By Lee Hubbard
“Tina: The Tina Turner Musical” brings the life of the soulful rock star to vibrant life onstage at the Golden Gate Theater in San Francisco.
The three-week run was well received, unfolding the story of Tina Turner, the Queen of Rock n’ Roll, who started out as a talented child whose given name was Anna Mae Bullock.
Her life story was made into a successful movie starring Angela Bassett as Turner in 1993, where it was met with worldwide acclaim and newfound stardom for Bassett and a refocus on Turner’s career.
The Broadway musical about the late Tina Turner was developed in 2016, previewed in England in 2018, brought to Broadway in New York from 2019 to 2022, and is now touring nationally, ending its San Francisco run on Aug. 27. It will run from Aug. 29- Sept. 3, in San Jose at the San Jose Center.
The two-hour and 45-minute production opens with Turner, born in Nutbush, Tenn., with a young Anna Mae Bullock, portrayed by Ayvah Johnson, singing in a church. Johnson has a strong and very mature voice and gets the crowd excited in the scene opening, prompting her mother, Zelma (Roz White), to tell her to tone it down.

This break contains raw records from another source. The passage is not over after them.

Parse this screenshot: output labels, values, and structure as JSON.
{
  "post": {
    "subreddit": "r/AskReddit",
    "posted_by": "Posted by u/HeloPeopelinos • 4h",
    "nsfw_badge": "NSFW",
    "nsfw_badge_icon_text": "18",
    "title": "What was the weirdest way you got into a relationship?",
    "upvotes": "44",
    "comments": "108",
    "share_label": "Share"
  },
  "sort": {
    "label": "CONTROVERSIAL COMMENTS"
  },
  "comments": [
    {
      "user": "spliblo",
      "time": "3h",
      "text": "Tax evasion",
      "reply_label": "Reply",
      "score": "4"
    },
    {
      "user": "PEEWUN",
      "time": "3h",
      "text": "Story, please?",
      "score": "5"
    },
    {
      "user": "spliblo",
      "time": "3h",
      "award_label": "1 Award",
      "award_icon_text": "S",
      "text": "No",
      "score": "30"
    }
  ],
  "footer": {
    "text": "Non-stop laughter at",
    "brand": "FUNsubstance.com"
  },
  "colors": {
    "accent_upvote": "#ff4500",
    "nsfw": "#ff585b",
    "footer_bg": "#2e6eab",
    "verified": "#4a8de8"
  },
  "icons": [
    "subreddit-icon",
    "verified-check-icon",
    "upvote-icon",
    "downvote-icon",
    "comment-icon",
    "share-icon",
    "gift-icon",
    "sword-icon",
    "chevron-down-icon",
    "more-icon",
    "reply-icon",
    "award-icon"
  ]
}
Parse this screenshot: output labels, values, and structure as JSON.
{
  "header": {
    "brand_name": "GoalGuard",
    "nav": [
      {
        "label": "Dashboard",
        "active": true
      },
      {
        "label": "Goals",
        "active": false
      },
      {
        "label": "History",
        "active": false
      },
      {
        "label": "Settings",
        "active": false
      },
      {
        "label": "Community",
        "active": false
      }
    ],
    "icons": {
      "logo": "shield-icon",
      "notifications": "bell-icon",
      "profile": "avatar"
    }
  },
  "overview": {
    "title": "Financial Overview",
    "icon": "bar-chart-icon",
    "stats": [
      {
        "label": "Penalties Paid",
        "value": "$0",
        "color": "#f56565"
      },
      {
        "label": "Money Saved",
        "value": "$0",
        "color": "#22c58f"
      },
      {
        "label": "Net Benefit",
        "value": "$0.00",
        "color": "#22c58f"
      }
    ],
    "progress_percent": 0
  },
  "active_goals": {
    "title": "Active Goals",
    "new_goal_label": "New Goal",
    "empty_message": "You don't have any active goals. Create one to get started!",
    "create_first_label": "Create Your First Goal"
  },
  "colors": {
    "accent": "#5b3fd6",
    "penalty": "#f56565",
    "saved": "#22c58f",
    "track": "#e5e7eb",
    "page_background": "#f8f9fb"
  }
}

Abused by her husband, Zelma takes her daughter, Alline (Paris Lewis), to St. Louis and leaves Bullock to be raised by her father and grandmother, Gran Georgeanna (Ann Nesby).
The now-grown Bullock, played by Naomi Rodgers, moves to St. Louis to reconnect with her mother and sister. There is a slight resentment from her mother, but Tina’s sister bonds with her, and the two are happy. Alline wants to get her out of the house and away from doing daily chores.
Out one night, the two sisters go to a nightclub where they meet Ike Turner (Roderick Lawrence) and his band, the Kings of Rhythm. Anna Mae jumps on stage and mesmerizes the crowd; the rest is history. Ike sees a star and goes to Zelma to ask permission to have Anna Mae join his band.
Bullock joins and becomes the female lead. Ike then renames her Tina Turner, and the two have a rocky friendship, relationship, marriage, and music career that spanned the 1960s and most of the 1970s. She garnered several No. 1 hits with Ike Turner and then as a soloist with Grammy-winning producer Phil Spector.
After divorcing Ike, Turner is at a low point, but her career gets a second wind in the 1980s after she meets a young producer, and she goes to Europe to record. An emancipated Tina Turner recorded the hits “What’s Love Got to Do With It,” “Private Dancer,” and “The Best,” making her a household name in her own right.
As Tina, Rodgers has a commanding stage presence, and she is a star. Full of energy, she is relentless on the stage. She meshes well with Roderick Lawrence, who, as Ike Turner, is also a compelling figure.
“Ike was a complex and broken man,” said Lawrence in an interview. “He went through a lot of trauma as a young man. He was a man who started Rock n’ Roll and never got the credit for it.”
He also had an eye for talent. At one time, Turner had Jimmy Hendrix in his band, but he kicked him out for using drugs. It would be his own drug use that would turn Ike Turner into a batterer and abuser in his personal relationships.
Once he got the role as Ike Turner, Lawrence wanted to make sure he didn’t go back and watch “What’s Love Got to Do With It.”
“He had everyone taken from him and a lot of things taken from him,” continued Lawrence.
As a result, Ike was always on edge, leading to his drug usage and worsening things in his musical and personal life. Ultimately, at the end of Zelma’s life, in real life and in the play, Ike asks Tina for forgiveness.
“I was able to sit down and talk to his family members, who saw the play,” said Lawrence. “He was like an August Wilson character, a very complex man, and I wanted to make sure I really made him more well-rounded.”
Lawrence said he is pleased with his portrayal of Ike and the reception of the play in San Francisco and across the country, where it will be running through the spring of 2024.
“The reception to the play has been great,” continued Lawrence. “It has been phenomenal.”
“Tina: The Tina Turner Musical” is playing at the Golden Gate Theater at 1 Taylor Street in San Francisco through August 27 and from Aug. 29-Sept. 3 in San Jose at the San Jose Center. For more information on the play,